Thursday, March 21, 2013: I started noticing this farm as I traveled Blakely Road in Colchester this winter and finally mustered up the courage to knock on the door and ask if I could paint on their land. A smiling woman invited me in and introduced herself as the 4th generation of Blakelys to live on their family farm, for whom Blakely Road was named. After a lengthy conversation, she suggested I come back soon to paint. A big snowstorm transformed the landscape from spring grasses to winter once again, so the farm looked quite different when I returned to paint. Mary and Jacquie joined me, with some of us strapping on snowshoes. The snow was about 8" deep. Temp was about 37 degrees F in the sun, with wind S/SW at 11 mph. I thought I'd be peeling off layers of clothes, but as time went on, the shadows cast by the trees kept me much chillier than expected. Mary and Jacquie had no such problems as they had set up in full sun at the crest of the hill. Fortunately my painting came together quite rapidly. 

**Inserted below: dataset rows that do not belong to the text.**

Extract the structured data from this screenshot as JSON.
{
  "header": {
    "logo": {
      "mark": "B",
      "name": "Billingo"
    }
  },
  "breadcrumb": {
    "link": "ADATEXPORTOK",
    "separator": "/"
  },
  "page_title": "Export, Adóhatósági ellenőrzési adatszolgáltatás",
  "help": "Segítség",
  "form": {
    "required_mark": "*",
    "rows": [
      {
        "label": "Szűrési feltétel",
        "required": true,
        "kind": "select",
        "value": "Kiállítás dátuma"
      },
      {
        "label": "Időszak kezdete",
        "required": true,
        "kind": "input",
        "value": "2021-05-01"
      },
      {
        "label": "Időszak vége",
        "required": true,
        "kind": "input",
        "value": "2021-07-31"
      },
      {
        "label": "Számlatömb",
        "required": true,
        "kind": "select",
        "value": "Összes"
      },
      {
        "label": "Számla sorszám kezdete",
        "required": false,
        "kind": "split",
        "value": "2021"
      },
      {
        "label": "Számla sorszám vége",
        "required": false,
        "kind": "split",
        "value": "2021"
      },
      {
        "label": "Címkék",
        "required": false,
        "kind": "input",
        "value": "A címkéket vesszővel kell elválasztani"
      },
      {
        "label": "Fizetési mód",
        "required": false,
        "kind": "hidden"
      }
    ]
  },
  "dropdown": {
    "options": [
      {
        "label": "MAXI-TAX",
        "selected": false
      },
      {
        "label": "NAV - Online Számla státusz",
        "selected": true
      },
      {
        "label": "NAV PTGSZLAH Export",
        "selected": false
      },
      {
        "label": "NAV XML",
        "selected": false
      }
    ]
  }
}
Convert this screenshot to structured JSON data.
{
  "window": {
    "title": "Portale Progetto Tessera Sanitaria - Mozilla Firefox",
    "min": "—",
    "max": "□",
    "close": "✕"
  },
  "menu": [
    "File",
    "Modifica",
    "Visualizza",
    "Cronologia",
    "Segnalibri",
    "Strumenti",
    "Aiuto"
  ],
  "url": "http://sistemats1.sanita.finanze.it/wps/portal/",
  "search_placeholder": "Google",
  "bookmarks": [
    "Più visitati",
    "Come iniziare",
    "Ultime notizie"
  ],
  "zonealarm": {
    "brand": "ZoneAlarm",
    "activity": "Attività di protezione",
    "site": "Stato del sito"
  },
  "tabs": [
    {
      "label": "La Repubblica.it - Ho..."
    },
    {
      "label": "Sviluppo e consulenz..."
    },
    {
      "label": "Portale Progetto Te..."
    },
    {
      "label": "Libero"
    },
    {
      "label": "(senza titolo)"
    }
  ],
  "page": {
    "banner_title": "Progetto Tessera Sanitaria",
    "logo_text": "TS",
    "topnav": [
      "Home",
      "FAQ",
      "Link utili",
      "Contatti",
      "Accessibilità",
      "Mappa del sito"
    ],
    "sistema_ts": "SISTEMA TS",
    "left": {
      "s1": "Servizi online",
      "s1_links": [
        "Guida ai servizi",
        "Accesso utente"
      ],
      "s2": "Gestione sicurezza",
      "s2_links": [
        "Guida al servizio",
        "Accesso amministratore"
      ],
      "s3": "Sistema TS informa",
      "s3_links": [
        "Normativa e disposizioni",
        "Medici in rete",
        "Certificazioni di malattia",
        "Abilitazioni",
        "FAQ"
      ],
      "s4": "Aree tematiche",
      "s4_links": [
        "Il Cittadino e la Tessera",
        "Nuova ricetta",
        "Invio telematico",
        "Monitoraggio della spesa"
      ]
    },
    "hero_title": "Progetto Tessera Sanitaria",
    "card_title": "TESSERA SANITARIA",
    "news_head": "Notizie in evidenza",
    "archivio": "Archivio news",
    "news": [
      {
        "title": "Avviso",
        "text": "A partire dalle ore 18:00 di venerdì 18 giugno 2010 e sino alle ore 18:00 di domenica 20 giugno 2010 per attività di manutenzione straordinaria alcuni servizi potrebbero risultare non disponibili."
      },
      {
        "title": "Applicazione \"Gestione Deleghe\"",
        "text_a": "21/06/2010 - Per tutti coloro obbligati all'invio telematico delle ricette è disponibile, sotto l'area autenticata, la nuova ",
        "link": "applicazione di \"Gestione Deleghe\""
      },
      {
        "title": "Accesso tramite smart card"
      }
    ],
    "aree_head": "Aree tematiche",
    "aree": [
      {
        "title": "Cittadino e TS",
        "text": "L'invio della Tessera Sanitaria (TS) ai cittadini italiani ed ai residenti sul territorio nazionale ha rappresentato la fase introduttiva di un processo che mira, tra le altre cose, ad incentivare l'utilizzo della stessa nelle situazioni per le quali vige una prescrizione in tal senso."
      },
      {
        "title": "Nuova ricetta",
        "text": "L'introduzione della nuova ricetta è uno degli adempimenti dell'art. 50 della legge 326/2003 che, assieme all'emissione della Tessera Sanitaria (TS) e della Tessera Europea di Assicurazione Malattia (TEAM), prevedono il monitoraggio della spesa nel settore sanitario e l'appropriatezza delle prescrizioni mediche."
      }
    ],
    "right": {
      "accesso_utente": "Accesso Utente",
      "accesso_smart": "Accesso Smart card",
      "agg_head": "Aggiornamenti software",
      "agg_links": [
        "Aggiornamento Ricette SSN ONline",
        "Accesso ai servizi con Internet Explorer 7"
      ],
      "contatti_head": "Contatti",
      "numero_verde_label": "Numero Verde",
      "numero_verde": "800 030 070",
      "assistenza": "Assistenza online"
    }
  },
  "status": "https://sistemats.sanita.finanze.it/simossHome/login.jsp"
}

I had gravitated to the view of the large barn through the trees with their long shadows cast across the snow and the unique stump fence leading the eye up to the barn. The stumps were from ancient White Pines dating back to the late 1890s, uprooted by oxen. Hard to have this stump fence recognizable as such in my painting, since few people have actually seen one.

Painting #13 of 50: "Snow in the Mountains"

Wednesday, March 13, 2013: The day started off with uncertainty. Folks couldn't paint with me and the mountains were completely socked in with clouds. I already had the car packed, though, so decided to meet Louanne in Jericho at the Raceway Rd church parking lot to at least check out the site. Things didn't look promising upon arrival, but suddenly, clouds starting lifting! Out came the easel and paints quick and Louanne set up to sketch. Temp was about 40 degrees F with no wind initially.

I used the long horizontal format and focused on the forehead of Mt. Mansfield and the mountains to the south, with South Hill in front, to the right. I chose to paint the barn on the right side, but not to include any of the houses in the mid-ground. I was definitely drawn to the yellows, greens and ochres in the foreground. I love that variation in color found in late fall and early spring.

Welcome to Libby Davidson's Painting Blog

I am currently entering blogs from my 50 Project back in 2013-2014 as a way of sharing photos and journal entries of my plein air watercolor painting experiences. Lots of stories in the field through all seasons and all sorts of weather here in Vermont beyond. Hoping to get caught up to share more recent paintings.

If you have interest in viewing or purchasing my paintings, please email or call me. I plan to add a gallery section to this site soon to make it easier for you to see the many paintings I have available for sale.

Thank you!

Libby Davidson